"If there's a concern either way -- whether through the officials or coaches -- we're going to take them all back in at halftime and test them and they'd better still be where they were," Shaw said. "So we're going to be more cognizant, but we're not going to change. Our procedure has worked very, very well and so we're just going to have kind of a heightened awareness and the coach will have an opportunity to have us retest them if he feels he needs it at halftime.

"And then if balls are out of scope at that point, from a game perspective, we're just going to fix them, but we're going to make a note and report that."

New uniform rules: Shaw addressed two new rules related to player uniforms: a ban on overbuilt facemasks and a change that prevents players from tucking their jerseys underneath their shoulder pads.

Any player not wearing his equipment properly will be asked to leave the field for a play, Shaw said, or until the issue has been corrected.

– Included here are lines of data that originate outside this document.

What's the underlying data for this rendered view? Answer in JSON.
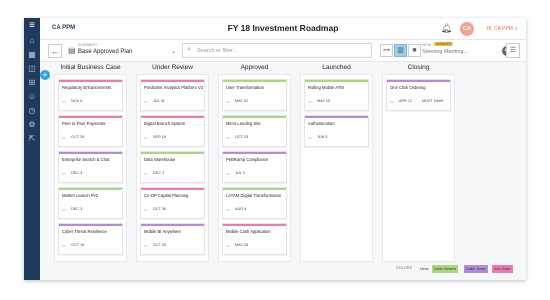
{
  "app": {
    "brand": "CA PPM",
    "title": "FY 18 Investment Roadmap"
  },
  "user": {
    "initials": "CA",
    "label": "Hi, CA PPM ∨"
  },
  "toolbar": {
    "scenario_label": "SCENARIO",
    "scenario_value": "Base Approved Plan",
    "search_placeholder": "Search or filter...",
    "view_label": "VIEW",
    "view_badge": "UNSAVED",
    "view_value": "Steering Meeting..."
  },
  "columns": [
    {
      "title": "Initial Business Case",
      "cards": [
        {
          "title": "Regulatory Enhancements",
          "date": "NOV 6",
          "color": "pink"
        },
        {
          "title": "Peer to Peer Payments",
          "date": "OCT 29",
          "color": "pink"
        },
        {
          "title": "Enterprise Search & Chat",
          "date": "DEC 3",
          "color": "purple"
        },
        {
          "title": "Market Launch Pv2",
          "date": "DEC 3",
          "color": "green"
        },
        {
          "title": "Cyber Threat Resilience",
          "date": "OCT 15",
          "color": "purple"
        }
      ]
    },
    {
      "title": "Under Review",
      "cards": [
        {
          "title": "Predictive Analytics Platform V2",
          "date": "JUL 31",
          "color": "pink"
        },
        {
          "title": "Digital Branch System",
          "date": "SEP 18",
          "color": "pink"
        },
        {
          "title": "Data Warehouse",
          "date": "DEC 3",
          "color": "green"
        },
        {
          "title": "Co-OP Capital Planning",
          "date": "OCT 30",
          "color": "pink"
        },
        {
          "title": "Mobile BI Anywhere",
          "date": "OCT 26",
          "color": "purple"
        }
      ]
    },
    {
      "title": "Approved",
      "cards": [
        {
          "title": "User Transformation",
          "date": "MAY 31",
          "color": "green"
        },
        {
          "title": "Micro Lending Site",
          "date": "OCT 23",
          "color": "green"
        },
        {
          "title": "PeBRamp Compliance",
          "date": "JUL 9",
          "color": "purple"
        },
        {
          "title": "LATAM Digital Transformation",
          "date": "AUG 6",
          "color": "green"
        },
        {
          "title": "Mobile Cash Application",
          "date": "MAY 28",
          "color": "pink"
        }
      ]
    },
    {
      "title": "Launched",
      "cards": [
        {
          "title": "Rolling Mobile ATM",
          "date": "MAY 15",
          "color": "green"
        },
        {
          "title": "Authentication",
          "date": "JUN 5",
          "color": "purple"
        }
      ]
    },
    {
      "title": "Closing",
      "cards": [
        {
          "title": "One Click Ordering",
          "date": "APR 12",
          "extra": "MUST HAVE",
          "color": "purple"
        }
      ]
    }
  ],
  "legend": {
    "label": "COLORS",
    "items": [
      {
        "name": "None",
        "color": "none"
      },
      {
        "name": "Dario Yamera",
        "color": "green"
      },
      {
        "name": "Callie Jones",
        "color": "purple"
      },
      {
        "name": "Eric Gulse",
        "color": "pink"
      }
    ]
  },
  "palette": {
    "green": "#a9d67f",
    "purple": "#b38bd8",
    "pink": "#ef7ab0",
    "none": "#ffffff",
    "accent": "#2aa3e0",
    "rail": "#1f3a5a"
  }
}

Some within the sport expressed concern that the ornate facemasks that became popular in recent seasons might cause players' fingers to get caught within the bars of the facemask, and Shaw added that the additional weight of those masks created a safety issue.

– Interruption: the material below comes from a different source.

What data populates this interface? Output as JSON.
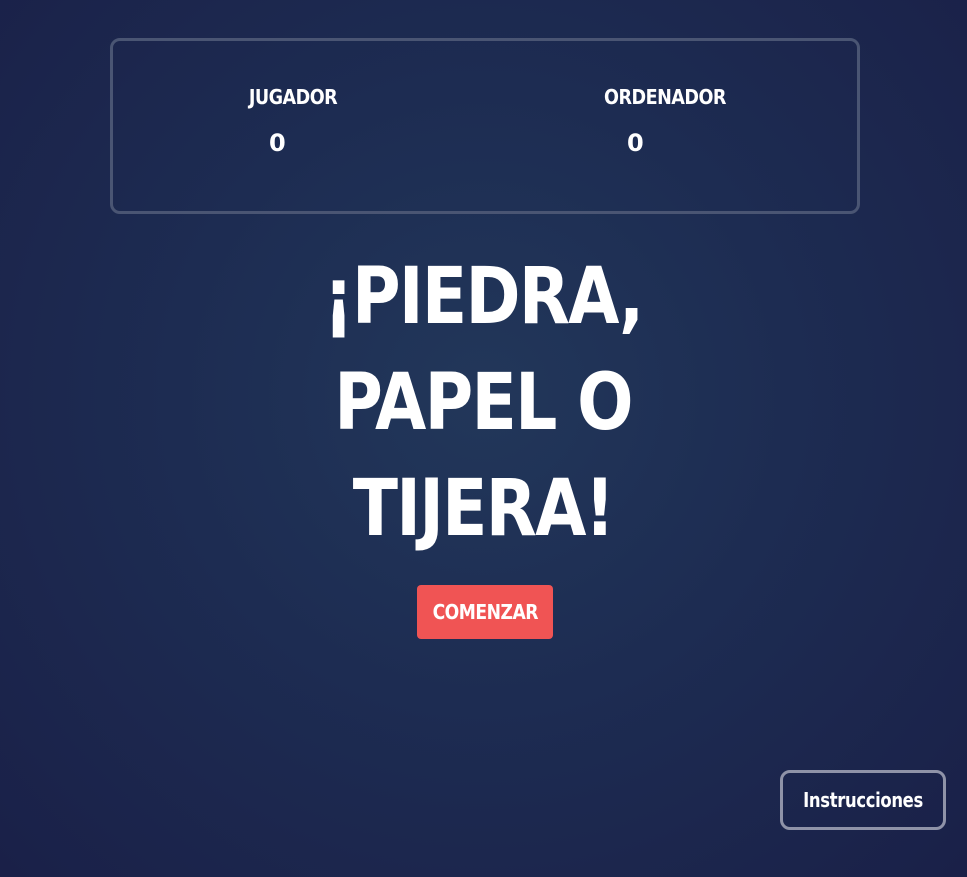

"Some of them with the weight can impact the integrity of the helmet," Shaw said. "But secondarily, and probably more importantly, the weight tends to pull the head forward. And as you know, we've all talked about heads-up tackling, see what you hit. The last thing we want guys doing is lowering their head."

As for the jersey rule, Shaw said the intent is to prevent the player's back from being exposed and also to aid the officials if they need to identify his jersey number, such as when they would be assessing a penalty.

"Now when you [hear], ‘What's the big deal if they wear their jersey up?' and all that, they need to keep those back pads covered to protect themselves, and for identification purposes," Shaw said.

Pile penalty/new replay possibility: Shaw said a new rule will make it a 15-yard unsportsmanlike conduct penalty to pull an opponent off the pile following a play.

The rule is intended to reduce post-play skirmishes.

"You've seen it where we have a fumble, we have a big pileup and then people start going in and pulling people out," Shaw said. "And now all of a sudden, we're having to officiate to keep from having fights all over the field."

Shaw also discussed an SEC instant replay modification that will apply to onside kicks.

Officials will now be able to review whether players from the kicking team began blocking opponents before they were eligible to do so. By rule, players on the kicking team are not allowed to touch the ball -- or to block their opponents -- until the ball travels 10 yards unless a player from the receiving team touches the ball first.

More on medical observers: SEC commissioner Mike Slive said earlier this week that the league plans to have an independent medical observer in the replay booth for all conference and nonconference football games.

The medical officials will be able to stop games should the teams' on-field training staffs and the officiating crew miss a potential injury.

Shaw revealed on Thursday that Florida was the pilot program for the initiative during the 2014 season.

"I think it will be very rare when the medical observer takes impact in the game," Shaw said. "But in that situation where they might, it could save a player from worse injury or concussion or whatever. So I think it's a safety component. It's a no-regrets. If they never stop a game, you haven't lost anything, but if they stop and protect one player, [it's useful]."